*Exercise details*. The answer is the data below, repeated exactly, with no pictures included.
(Extracted data)
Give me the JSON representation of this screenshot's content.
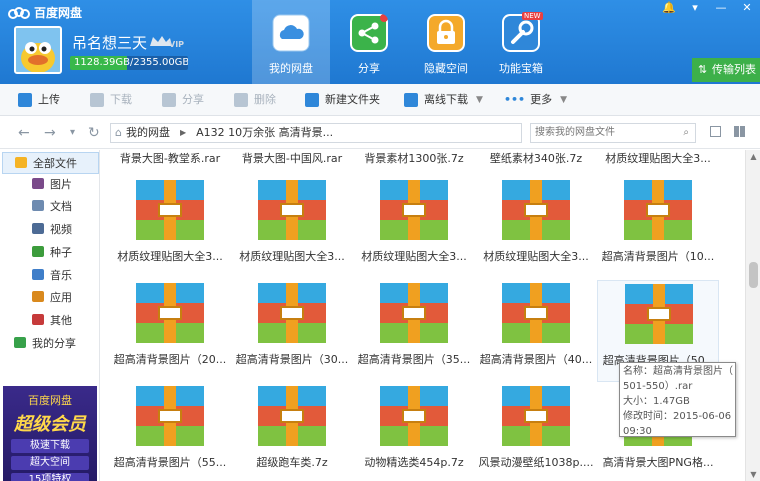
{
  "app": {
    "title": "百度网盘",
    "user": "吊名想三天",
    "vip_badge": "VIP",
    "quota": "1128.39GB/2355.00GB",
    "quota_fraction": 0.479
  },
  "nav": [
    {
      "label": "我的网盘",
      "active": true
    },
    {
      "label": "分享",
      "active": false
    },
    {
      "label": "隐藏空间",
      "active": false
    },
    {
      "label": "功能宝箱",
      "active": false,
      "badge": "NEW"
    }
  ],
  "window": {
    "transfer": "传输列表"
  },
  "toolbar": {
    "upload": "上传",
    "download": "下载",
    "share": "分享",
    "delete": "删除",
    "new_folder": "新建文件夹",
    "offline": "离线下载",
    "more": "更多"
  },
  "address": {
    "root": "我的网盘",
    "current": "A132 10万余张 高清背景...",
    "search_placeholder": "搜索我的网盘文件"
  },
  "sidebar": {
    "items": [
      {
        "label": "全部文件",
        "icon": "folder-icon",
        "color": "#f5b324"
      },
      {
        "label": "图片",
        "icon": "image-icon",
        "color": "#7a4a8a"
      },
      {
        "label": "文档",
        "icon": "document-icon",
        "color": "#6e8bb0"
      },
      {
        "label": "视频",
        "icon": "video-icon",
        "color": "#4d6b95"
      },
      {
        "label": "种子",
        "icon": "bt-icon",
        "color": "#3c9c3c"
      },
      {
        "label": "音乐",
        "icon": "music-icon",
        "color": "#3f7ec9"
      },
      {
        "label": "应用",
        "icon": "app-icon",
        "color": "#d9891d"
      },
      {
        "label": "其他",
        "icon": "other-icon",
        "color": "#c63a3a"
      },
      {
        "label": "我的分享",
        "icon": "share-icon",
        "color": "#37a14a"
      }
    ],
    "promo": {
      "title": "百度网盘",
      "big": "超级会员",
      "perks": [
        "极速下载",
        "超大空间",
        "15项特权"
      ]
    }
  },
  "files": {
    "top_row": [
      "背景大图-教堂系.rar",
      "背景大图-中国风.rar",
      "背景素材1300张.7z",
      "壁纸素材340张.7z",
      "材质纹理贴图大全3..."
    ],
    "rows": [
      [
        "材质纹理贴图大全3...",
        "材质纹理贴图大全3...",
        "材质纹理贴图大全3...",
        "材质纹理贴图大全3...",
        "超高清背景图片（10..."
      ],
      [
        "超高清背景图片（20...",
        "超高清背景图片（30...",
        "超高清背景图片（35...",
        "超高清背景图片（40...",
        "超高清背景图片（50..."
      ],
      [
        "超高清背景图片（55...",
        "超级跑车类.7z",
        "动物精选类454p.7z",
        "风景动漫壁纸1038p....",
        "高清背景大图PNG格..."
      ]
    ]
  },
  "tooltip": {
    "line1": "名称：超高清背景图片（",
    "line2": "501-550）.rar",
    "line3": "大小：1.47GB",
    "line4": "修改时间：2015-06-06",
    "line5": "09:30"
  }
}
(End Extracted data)
*Finished exercise*.
Give me the JSON representation of this screenshot's content.
{
  "app": {
    "title": "百度网盘",
    "user": "吊名想三天",
    "vip_badge": "VIP",
    "quota": "1128.39GB/2355.00GB",
    "quota_fraction": 0.479
  },
  "nav": [
    {
      "label": "我的网盘",
      "active": true
    },
    {
      "label": "分享",
      "active": false
    },
    {
      "label": "隐藏空间",
      "active": false
    },
    {
      "label": "功能宝箱",
      "active": false,
      "badge": "NEW"
    }
  ],
  "window": {
    "transfer": "传输列表"
  },
  "toolbar": {
    "upload": "上传",
    "download": "下载",
    "share": "分享",
    "delete": "删除",
    "new_folder": "新建文件夹",
    "offline": "离线下载",
    "more": "更多"
  },
  "address": {
    "root": "我的网盘",
    "current": "A132 10万余张 高清背景...",
    "search_placeholder": "搜索我的网盘文件"
  },
  "sidebar": {
    "items": [
      {
        "label": "全部文件",
        "icon": "folder-icon",
        "color": "#f5b324"
      },
      {
        "label": "图片",
        "icon": "image-icon",
        "color": "#7a4a8a"
      },
      {
        "label": "文档",
        "icon": "document-icon",
        "color": "#6e8bb0"
      },
      {
        "label": "视频",
        "icon": "video-icon",
        "color": "#4d6b95"
      },
      {
        "label": "种子",
        "icon": "bt-icon",
        "color": "#3c9c3c"
      },
      {
        "label": "音乐",
        "icon": "music-icon",
        "color": "#3f7ec9"
      },
      {
        "label": "应用",
        "icon": "app-icon",
        "color": "#d9891d"
      },
      {
        "label": "其他",
        "icon": "other-icon",
        "color": "#c63a3a"
      },
      {
        "label": "我的分享",
        "icon": "share-icon",
        "color": "#37a14a"
      }
    ],
    "promo": {
      "title": "百度网盘",
      "big": "超级会员",
      "perks": [
        "极速下载",
        "超大空间",
        "15项特权"
      ]
    }
  },
  "files": {
    "top_row": [
      "背景大图-教堂系.rar",
      "背景大图-中国风.rar",
      "背景素材1300张.7z",
      "壁纸素材340张.7z",
      "材质纹理贴图大全3..."
    ],
    "rows": [
      [
        "材质纹理贴图大全3...",
        "材质纹理贴图大全3...",
        "材质纹理贴图大全3...",
        "材质纹理贴图大全3...",
        "超高清背景图片（10..."
      ],
      [
        "超高清背景图片（20...",
        "超高清背景图片（30...",
        "超高清背景图片（35...",
        "超高清背景图片（40...",
        "超高清背景图片（50..."
      ],
      [
        "超高清背景图片（55...",
        "超级跑车类.7z",
        "动物精选类454p.7z",
        "风景动漫壁纸1038p....",
        "高清背景大图PNG格..."
      ]
    ]
  },
  "tooltip": {
    "line1": "名称：超高清背景图片（",
    "line2": "501-550）.rar",
    "line3": "大小：1.47GB",
    "line4": "修改时间：2015-06-06",
    "line5": "09:30"
  }
}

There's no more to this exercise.